Dr. Singleton’s other hobbies included sailing and playing bridge. He grew up a Pittsburgh Pirates fan, then later adopted the Baltimore Orioles as his favorite baseball team, his son said.
His bow ties were as ever-present as his optimism, infectious smile and laugh, his son said.
“He always had a positive outlook on life,” his son said. “I not only lost my dad, I lost a good friend.”
When a physician told Dr. Singleton after retirement that he needed more exercise, he took up bicycling — and routinely rode 10 to 20 miles. Dr. Singleton was a devout Christian who drove himself to church at St. Andrew’s Christian Community, where he was an ordained elder, in North Roland Park every Sunday until a week before his death.

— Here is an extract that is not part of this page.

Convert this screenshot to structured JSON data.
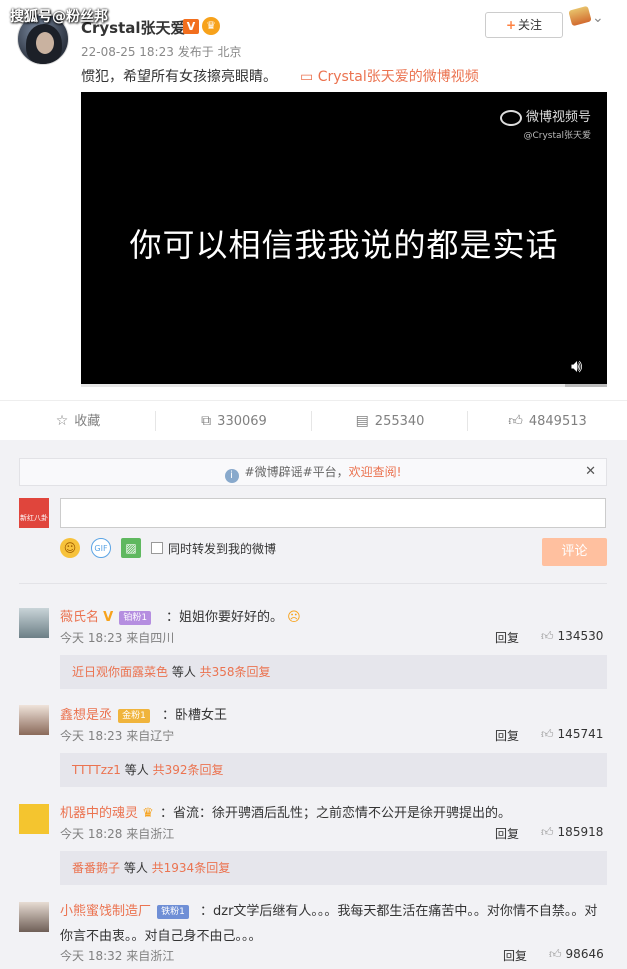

“If there was ever an example of a good, well-rounded Christian gentleman, it was Dr. Singleton,” said the Rev. Ernest Smart, pastor at St. Andrew’s. “He was a man of faith, a very people-oriented person, very caring, with a great sense of humor.”
He called Dr. Singleton a “recycled teenager,” in that he had a boundless enthusiasm for life and never seemed to consider himself a nonagenarian.
“He always had a cheerful word for everybody, and I think this is what endeared people to him,” Mr. Smart said.
Dr. Singleton was an associate professor emeritus of medicine at the University of Maryland School of Medicine, a fellow of the American College of Cardiology and a member of the Maryland Heart Association, the Southern Medical Association and the University of Maryland Medical Alumni Association, for which he served as president from 1978 to 1979.
A memorial service will be held at 11 a.m. Saturday at Our Lady of the Angels Chapel at Charlestown, 715 Maiden Choice Lane.
In addition to his son, he is survived by another son, Richard G. Singleton of Ellicott City, and five grandsons. Dr. Robert T. Singleton “was a doctor’s doctor,” said one of his sons.